"""

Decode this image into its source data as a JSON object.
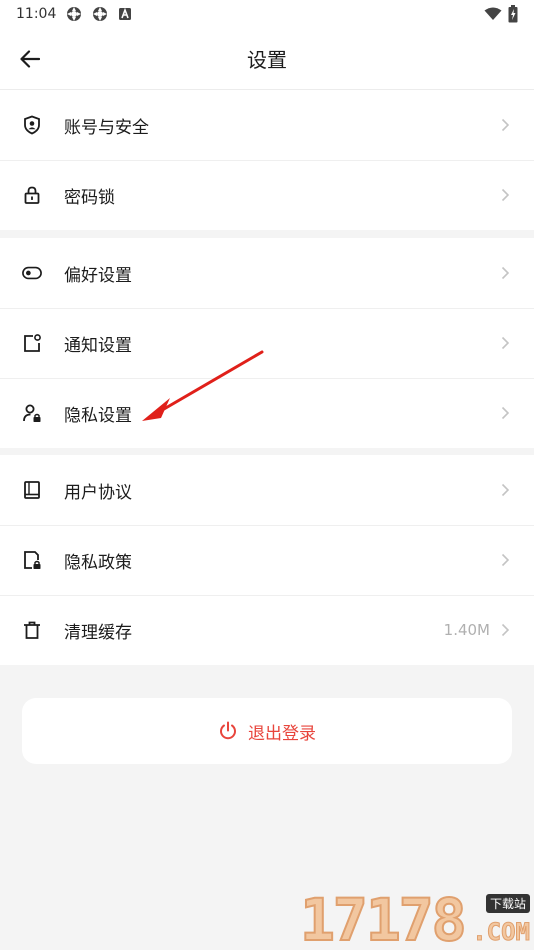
{
  "status_bar": {
    "time": "11:04",
    "icons": [
      "sync-icon",
      "sync-icon",
      "a-badge-icon"
    ],
    "right_icons": [
      "wifi-icon",
      "battery-icon"
    ]
  },
  "header": {
    "title": "设置",
    "back_icon": "arrow-left-icon"
  },
  "groups": [
    {
      "items": [
        {
          "label": "账号与安全",
          "icon": "shield-user-icon"
        },
        {
          "label": "密码锁",
          "icon": "lock-icon"
        }
      ]
    },
    {
      "items": [
        {
          "label": "偏好设置",
          "icon": "toggle-icon"
        },
        {
          "label": "通知设置",
          "icon": "notification-icon"
        },
        {
          "label": "隐私设置",
          "icon": "user-lock-icon"
        }
      ]
    },
    {
      "items": [
        {
          "label": "用户协议",
          "icon": "book-icon"
        },
        {
          "label": "隐私政策",
          "icon": "document-lock-icon"
        },
        {
          "label": "清理缓存",
          "icon": "trash-icon",
          "value": "1.40M"
        }
      ]
    }
  ],
  "logout": {
    "label": "退出登录",
    "icon": "power-icon",
    "color": "#e8453c"
  },
  "annotation": {
    "arrow_color": "#e0201a",
    "points_to": "隐私设置"
  },
  "watermark": {
    "digits": "17178",
    "tag": "下载站",
    "suffix": ".COM"
  }
}
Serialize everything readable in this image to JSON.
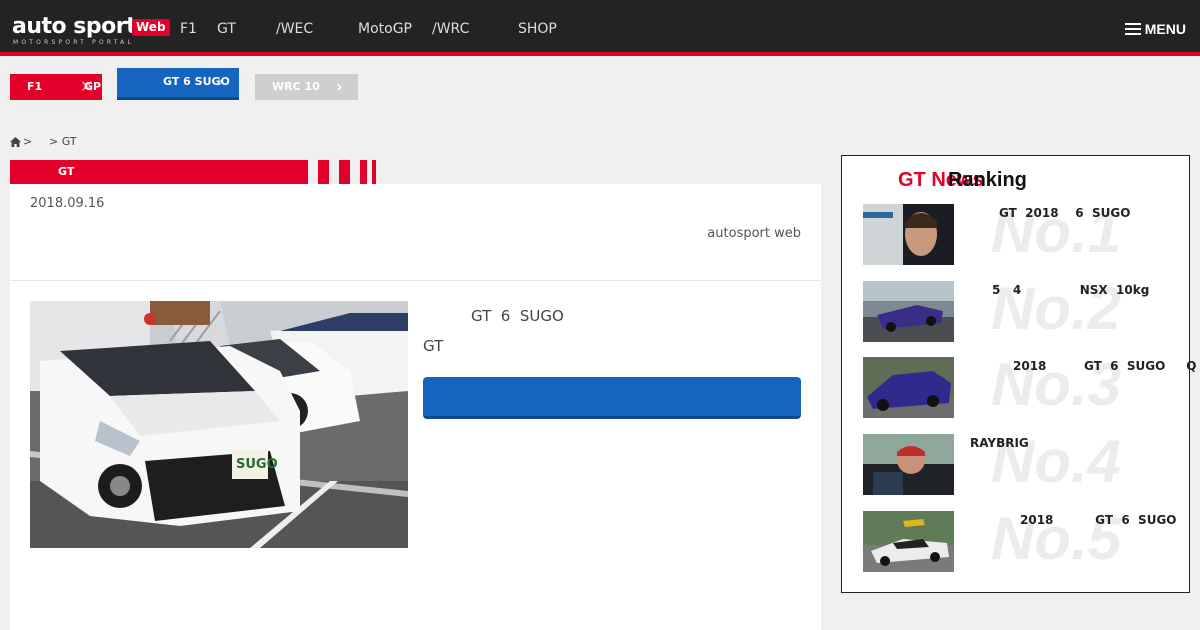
{
  "header": {
    "logo_main": "auto sport",
    "logo_badge": "Web",
    "logo_sub": "MOTORSPORT PORTAL",
    "nav": [
      "F1",
      "GT",
      "/WEC",
      "MotoGP",
      "/WRC",
      "SHOP"
    ],
    "menu_label": "MENU"
  },
  "pickups": [
    {
      "label": "F1",
      "label2": "GP"
    },
    {
      "label": "GT  6  SUGO"
    },
    {
      "label": "WRC  10"
    }
  ],
  "breadcrumb": {
    "home_sep": ">",
    "trail": "> GT"
  },
  "category": {
    "label": "GT"
  },
  "article": {
    "date": "2018.09.16",
    "author": "autosport web",
    "headline": "GT  6  SUGO",
    "subcategory": "GT"
  },
  "ranking": {
    "title_red": "GT News",
    "title_black": "Ranking",
    "items": [
      {
        "no": "No.1",
        "text": "GT  2018    6  SUGO"
      },
      {
        "no": "No.2",
        "text": "5   4              NSX  10kg"
      },
      {
        "no": "No.3",
        "text": "2018         GT  6  SUGO     Q"
      },
      {
        "no": "No.4",
        "text": "RAYBRIG"
      },
      {
        "no": "No.5",
        "text": "2018          GT  6  SUGO"
      }
    ]
  },
  "colors": {
    "brand_red": "#e3002b",
    "brand_blue": "#1565c0",
    "header_bg": "#232323"
  }
}
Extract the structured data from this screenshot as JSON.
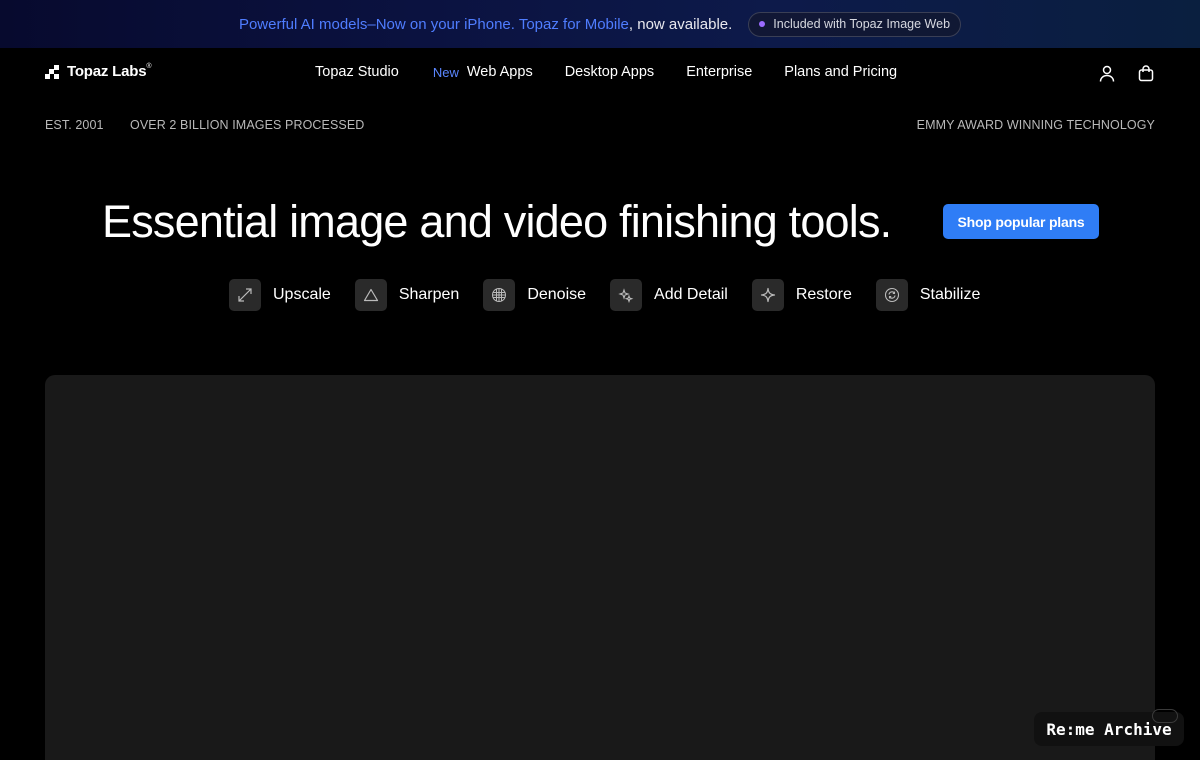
{
  "announcement": {
    "text_highlight": "Powerful AI models–Now on your iPhone. Topaz for Mobile",
    "text_rest": ", now available.",
    "pill_label": "Included with Topaz Image Web",
    "highlight_color": "#4f7dff"
  },
  "nav": {
    "logo_text": "Topaz Labs",
    "logo_mark": "®",
    "links": [
      {
        "label": "Topaz Studio"
      },
      {
        "badge": "New",
        "label": "Web Apps"
      },
      {
        "label": "Desktop Apps"
      },
      {
        "label": "Enterprise"
      },
      {
        "label": "Plans and Pricing"
      }
    ],
    "icons": [
      "user-icon",
      "shopping-bag-icon"
    ]
  },
  "stats": {
    "established": "EST. 2001",
    "images": "OVER 2 BILLION IMAGES PROCESSED",
    "award": "EMMY AWARD WINNING TECHNOLOGY"
  },
  "hero": {
    "title": "Essential image and video finishing tools.",
    "cta_label": "Shop popular plans",
    "cta_color": "#2f7df6"
  },
  "tools": [
    {
      "label": "Upscale",
      "icon": "expand-arrows-icon"
    },
    {
      "label": "Sharpen",
      "icon": "triangle-icon"
    },
    {
      "label": "Denoise",
      "icon": "grid-circle-icon"
    },
    {
      "label": "Add Detail",
      "icon": "sparkle-dots-icon"
    },
    {
      "label": "Restore",
      "icon": "four-point-star-icon"
    },
    {
      "label": "Stabilize",
      "icon": "stabilize-circle-icon"
    }
  ],
  "watermark": {
    "text": "Re:me Archive"
  }
}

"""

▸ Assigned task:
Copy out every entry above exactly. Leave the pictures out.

▸ Expected answer:
Decode this image into its source data as a JSON object.
{
  "status_bar": {
    "time": "11:04",
    "icons": [
      "sync-icon",
      "sync-icon",
      "a-badge-icon"
    ],
    "right_icons": [
      "wifi-icon",
      "battery-icon"
    ]
  },
  "header": {
    "title": "设置",
    "back_icon": "arrow-left-icon"
  },
  "groups": [
    {
      "items": [
        {
          "label": "账号与安全",
          "icon": "shield-user-icon"
        },
        {
          "label": "密码锁",
          "icon": "lock-icon"
        }
      ]
    },
    {
      "items": [
        {
          "label": "偏好设置",
          "icon": "toggle-icon"
        },
        {
          "label": "通知设置",
          "icon": "notification-icon"
        },
        {
          "label": "隐私设置",
          "icon": "user-lock-icon"
        }
      ]
    },
    {
      "items": [
        {
          "label": "用户协议",
          "icon": "book-icon"
        },
        {
          "label": "隐私政策",
          "icon": "document-lock-icon"
        },
        {
          "label": "清理缓存",
          "icon": "trash-icon",
          "value": "1.40M"
        }
      ]
    }
  ],
  "logout": {
    "label": "退出登录",
    "icon": "power-icon",
    "color": "#e8453c"
  },
  "annotation": {
    "arrow_color": "#e0201a",
    "points_to": "隐私设置"
  },
  "watermark": {
    "digits": "17178",
    "tag": "下载站",
    "suffix": ".COM"
  }
}
Serialize everything readable in this image to JSON.
{
  "header": {
    "logo_main": "auto sport",
    "logo_badge": "Web",
    "logo_sub": "MOTORSPORT PORTAL",
    "nav": [
      "F1",
      "GT",
      "/WEC",
      "MotoGP",
      "/WRC",
      "SHOP"
    ],
    "menu_label": "MENU"
  },
  "pickups": [
    {
      "label": "F1",
      "label2": "GP"
    },
    {
      "label": "GT  6  SUGO"
    },
    {
      "label": "WRC  10"
    }
  ],
  "breadcrumb": {
    "home_sep": ">",
    "trail": "> GT"
  },
  "category": {
    "label": "GT"
  },
  "article": {
    "date": "2018.09.16",
    "author": "autosport web",
    "headline": "GT  6  SUGO",
    "subcategory": "GT"
  },
  "ranking": {
    "title_red": "GT News",
    "title_black": "Ranking",
    "items": [
      {
        "no": "No.1",
        "text": "GT  2018    6  SUGO"
      },
      {
        "no": "No.2",
        "text": "5   4              NSX  10kg"
      },
      {
        "no": "No.3",
        "text": "2018         GT  6  SUGO     Q"
      },
      {
        "no": "No.4",
        "text": "RAYBRIG"
      },
      {
        "no": "No.5",
        "text": "2018          GT  6  SUGO"
      }
    ]
  },
  "colors": {
    "brand_red": "#e3002b",
    "brand_blue": "#1565c0",
    "header_bg": "#232323"
  }
}
Extract the structured data from this screenshot as JSON.
{
  "announcement": {
    "text_highlight": "Powerful AI models–Now on your iPhone. Topaz for Mobile",
    "text_rest": ", now available.",
    "pill_label": "Included with Topaz Image Web",
    "highlight_color": "#4f7dff"
  },
  "nav": {
    "logo_text": "Topaz Labs",
    "logo_mark": "®",
    "links": [
      {
        "label": "Topaz Studio"
      },
      {
        "badge": "New",
        "label": "Web Apps"
      },
      {
        "label": "Desktop Apps"
      },
      {
        "label": "Enterprise"
      },
      {
        "label": "Plans and Pricing"
      }
    ],
    "icons": [
      "user-icon",
      "shopping-bag-icon"
    ]
  },
  "stats": {
    "established": "EST. 2001",
    "images": "OVER 2 BILLION IMAGES PROCESSED",
    "award": "EMMY AWARD WINNING TECHNOLOGY"
  },
  "hero": {
    "title": "Essential image and video finishing tools.",
    "cta_label": "Shop popular plans",
    "cta_color": "#2f7df6"
  },
  "tools": [
    {
      "label": "Upscale",
      "icon": "expand-arrows-icon"
    },
    {
      "label": "Sharpen",
      "icon": "triangle-icon"
    },
    {
      "label": "Denoise",
      "icon": "grid-circle-icon"
    },
    {
      "label": "Add Detail",
      "icon": "sparkle-dots-icon"
    },
    {
      "label": "Restore",
      "icon": "four-point-star-icon"
    },
    {
      "label": "Stabilize",
      "icon": "stabilize-circle-icon"
    }
  ],
  "watermark": {
    "text": "Re:me Archive"
  }
}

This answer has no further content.